Action item: Without including any pictures, copy every line below exactly.

(Dataset excerpts)

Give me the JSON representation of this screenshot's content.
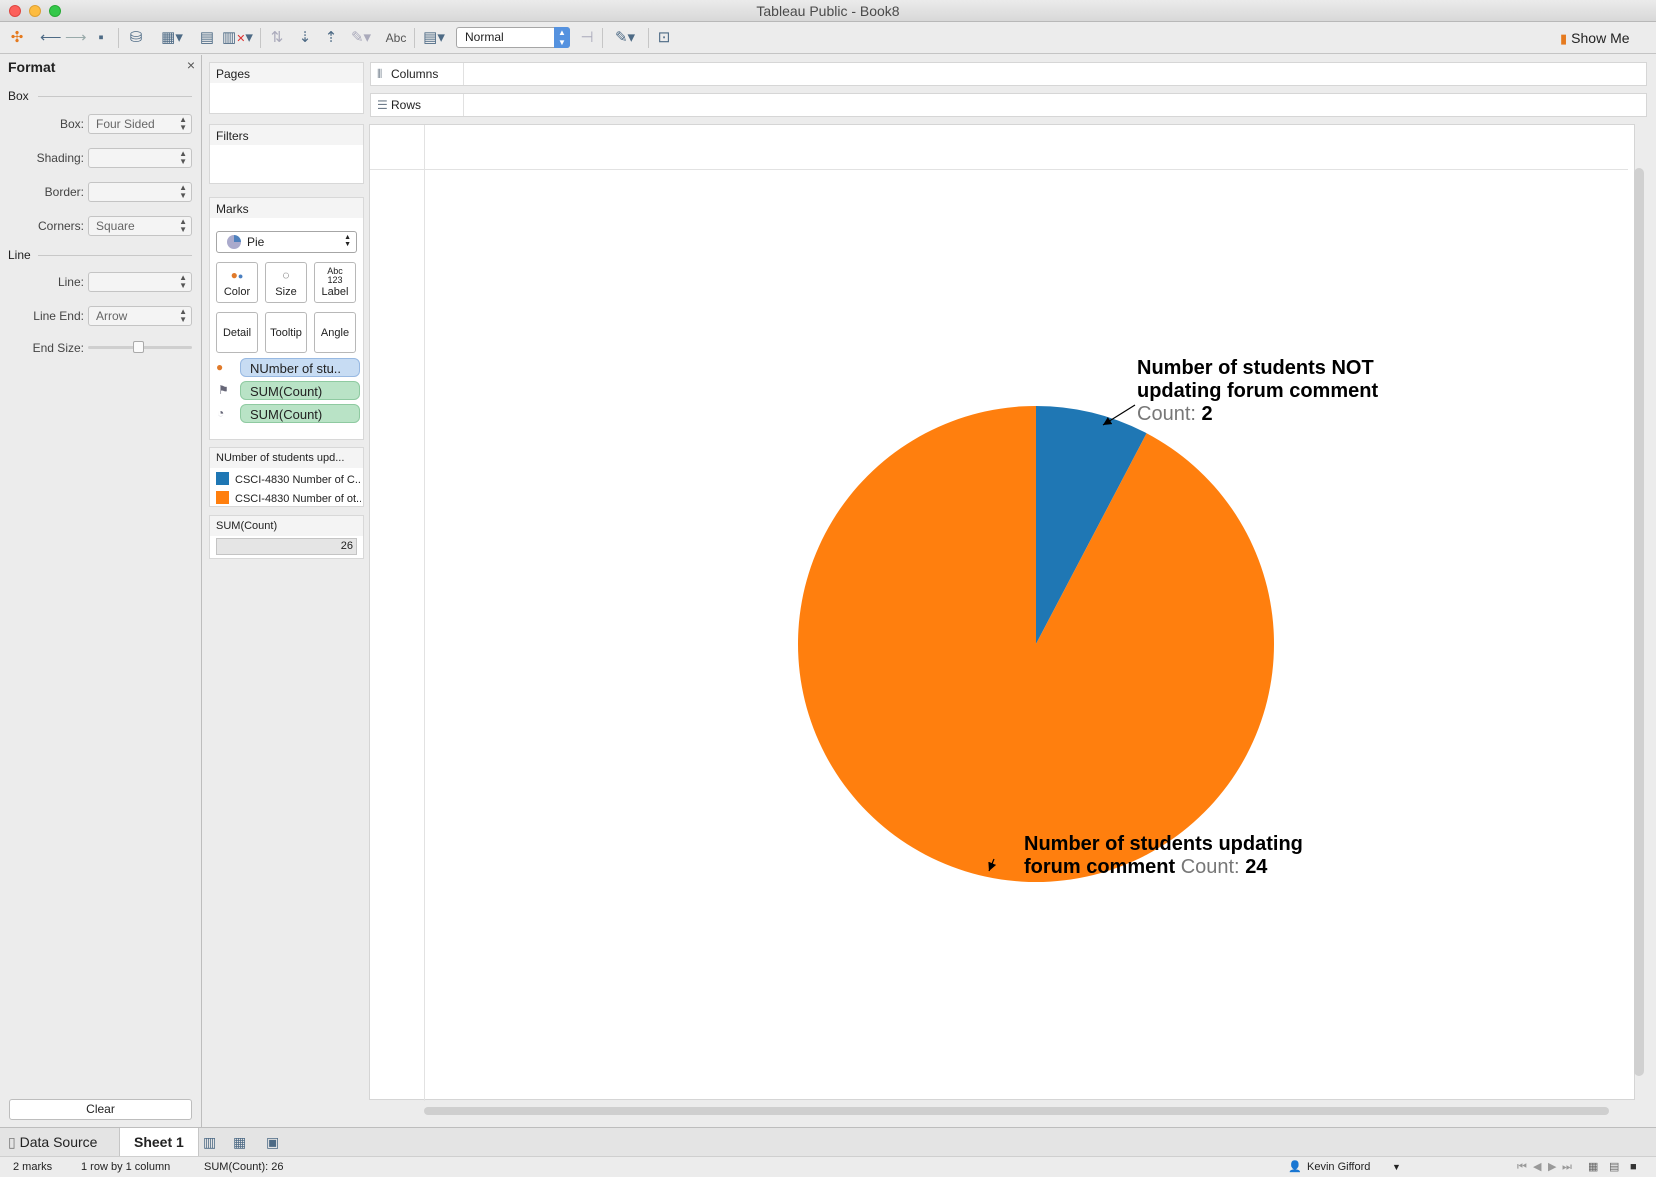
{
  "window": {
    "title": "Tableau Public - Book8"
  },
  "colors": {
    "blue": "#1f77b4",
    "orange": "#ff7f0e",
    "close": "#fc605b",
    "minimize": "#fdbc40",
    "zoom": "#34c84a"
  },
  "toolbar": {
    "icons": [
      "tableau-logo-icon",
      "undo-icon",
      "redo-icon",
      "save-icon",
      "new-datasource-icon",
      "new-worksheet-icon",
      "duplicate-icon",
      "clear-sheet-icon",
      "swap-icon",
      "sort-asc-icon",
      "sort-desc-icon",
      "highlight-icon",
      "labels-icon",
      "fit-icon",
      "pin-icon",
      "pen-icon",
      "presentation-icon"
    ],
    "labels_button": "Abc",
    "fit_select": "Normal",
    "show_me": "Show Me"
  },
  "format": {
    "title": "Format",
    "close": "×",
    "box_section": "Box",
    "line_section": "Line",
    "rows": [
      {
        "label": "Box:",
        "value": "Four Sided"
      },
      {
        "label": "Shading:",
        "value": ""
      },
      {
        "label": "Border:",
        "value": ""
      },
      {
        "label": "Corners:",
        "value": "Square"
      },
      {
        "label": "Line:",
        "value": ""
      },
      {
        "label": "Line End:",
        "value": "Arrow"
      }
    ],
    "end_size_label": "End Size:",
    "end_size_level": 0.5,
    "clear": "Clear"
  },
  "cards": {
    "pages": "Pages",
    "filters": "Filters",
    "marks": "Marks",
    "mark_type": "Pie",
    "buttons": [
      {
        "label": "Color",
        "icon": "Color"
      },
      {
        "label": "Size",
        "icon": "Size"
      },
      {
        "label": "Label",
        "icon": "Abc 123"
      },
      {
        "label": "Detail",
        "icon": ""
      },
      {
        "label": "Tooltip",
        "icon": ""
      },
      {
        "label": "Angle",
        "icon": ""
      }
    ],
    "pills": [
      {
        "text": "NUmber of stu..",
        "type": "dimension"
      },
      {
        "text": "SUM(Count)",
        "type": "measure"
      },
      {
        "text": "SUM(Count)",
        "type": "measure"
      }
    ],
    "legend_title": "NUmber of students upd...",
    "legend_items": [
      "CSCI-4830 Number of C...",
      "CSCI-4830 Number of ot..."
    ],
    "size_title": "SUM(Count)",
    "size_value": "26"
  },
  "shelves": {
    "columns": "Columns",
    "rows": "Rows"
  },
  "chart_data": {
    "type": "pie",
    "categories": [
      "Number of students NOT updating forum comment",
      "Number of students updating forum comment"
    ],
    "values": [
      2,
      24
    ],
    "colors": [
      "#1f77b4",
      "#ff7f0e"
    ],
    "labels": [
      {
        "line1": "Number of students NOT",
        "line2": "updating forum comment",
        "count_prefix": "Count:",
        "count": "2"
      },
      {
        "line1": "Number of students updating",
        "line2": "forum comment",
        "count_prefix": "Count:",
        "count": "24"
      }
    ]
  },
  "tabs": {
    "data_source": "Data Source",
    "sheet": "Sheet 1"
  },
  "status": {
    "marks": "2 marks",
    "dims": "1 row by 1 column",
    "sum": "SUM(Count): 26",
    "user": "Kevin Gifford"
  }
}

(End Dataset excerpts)

Answer section:
Give me the JSON representation of this screenshot's content.
{
  "window": {
    "title": "Tableau Public - Book8"
  },
  "colors": {
    "blue": "#1f77b4",
    "orange": "#ff7f0e",
    "close": "#fc605b",
    "minimize": "#fdbc40",
    "zoom": "#34c84a"
  },
  "toolbar": {
    "icons": [
      "tableau-logo-icon",
      "undo-icon",
      "redo-icon",
      "save-icon",
      "new-datasource-icon",
      "new-worksheet-icon",
      "duplicate-icon",
      "clear-sheet-icon",
      "swap-icon",
      "sort-asc-icon",
      "sort-desc-icon",
      "highlight-icon",
      "labels-icon",
      "fit-icon",
      "pin-icon",
      "pen-icon",
      "presentation-icon"
    ],
    "labels_button": "Abc",
    "fit_select": "Normal",
    "show_me": "Show Me"
  },
  "format": {
    "title": "Format",
    "close": "×",
    "box_section": "Box",
    "line_section": "Line",
    "rows": [
      {
        "label": "Box:",
        "value": "Four Sided"
      },
      {
        "label": "Shading:",
        "value": ""
      },
      {
        "label": "Border:",
        "value": ""
      },
      {
        "label": "Corners:",
        "value": "Square"
      },
      {
        "label": "Line:",
        "value": ""
      },
      {
        "label": "Line End:",
        "value": "Arrow"
      }
    ],
    "end_size_label": "End Size:",
    "end_size_level": 0.5,
    "clear": "Clear"
  },
  "cards": {
    "pages": "Pages",
    "filters": "Filters",
    "marks": "Marks",
    "mark_type": "Pie",
    "buttons": [
      {
        "label": "Color",
        "icon": "Color"
      },
      {
        "label": "Size",
        "icon": "Size"
      },
      {
        "label": "Label",
        "icon": "Abc 123"
      },
      {
        "label": "Detail",
        "icon": ""
      },
      {
        "label": "Tooltip",
        "icon": ""
      },
      {
        "label": "Angle",
        "icon": ""
      }
    ],
    "pills": [
      {
        "text": "NUmber of stu..",
        "type": "dimension"
      },
      {
        "text": "SUM(Count)",
        "type": "measure"
      },
      {
        "text": "SUM(Count)",
        "type": "measure"
      }
    ],
    "legend_title": "NUmber of students upd...",
    "legend_items": [
      "CSCI-4830 Number of C...",
      "CSCI-4830 Number of ot..."
    ],
    "size_title": "SUM(Count)",
    "size_value": "26"
  },
  "shelves": {
    "columns": "Columns",
    "rows": "Rows"
  },
  "chart_data": {
    "type": "pie",
    "categories": [
      "Number of students NOT updating forum comment",
      "Number of students updating forum comment"
    ],
    "values": [
      2,
      24
    ],
    "colors": [
      "#1f77b4",
      "#ff7f0e"
    ],
    "labels": [
      {
        "line1": "Number of students NOT",
        "line2": "updating forum comment",
        "count_prefix": "Count:",
        "count": "2"
      },
      {
        "line1": "Number of students updating",
        "line2": "forum comment",
        "count_prefix": "Count:",
        "count": "24"
      }
    ]
  },
  "tabs": {
    "data_source": "Data Source",
    "sheet": "Sheet 1"
  },
  "status": {
    "marks": "2 marks",
    "dims": "1 row by 1 column",
    "sum": "SUM(Count): 26",
    "user": "Kevin Gifford"
  }
}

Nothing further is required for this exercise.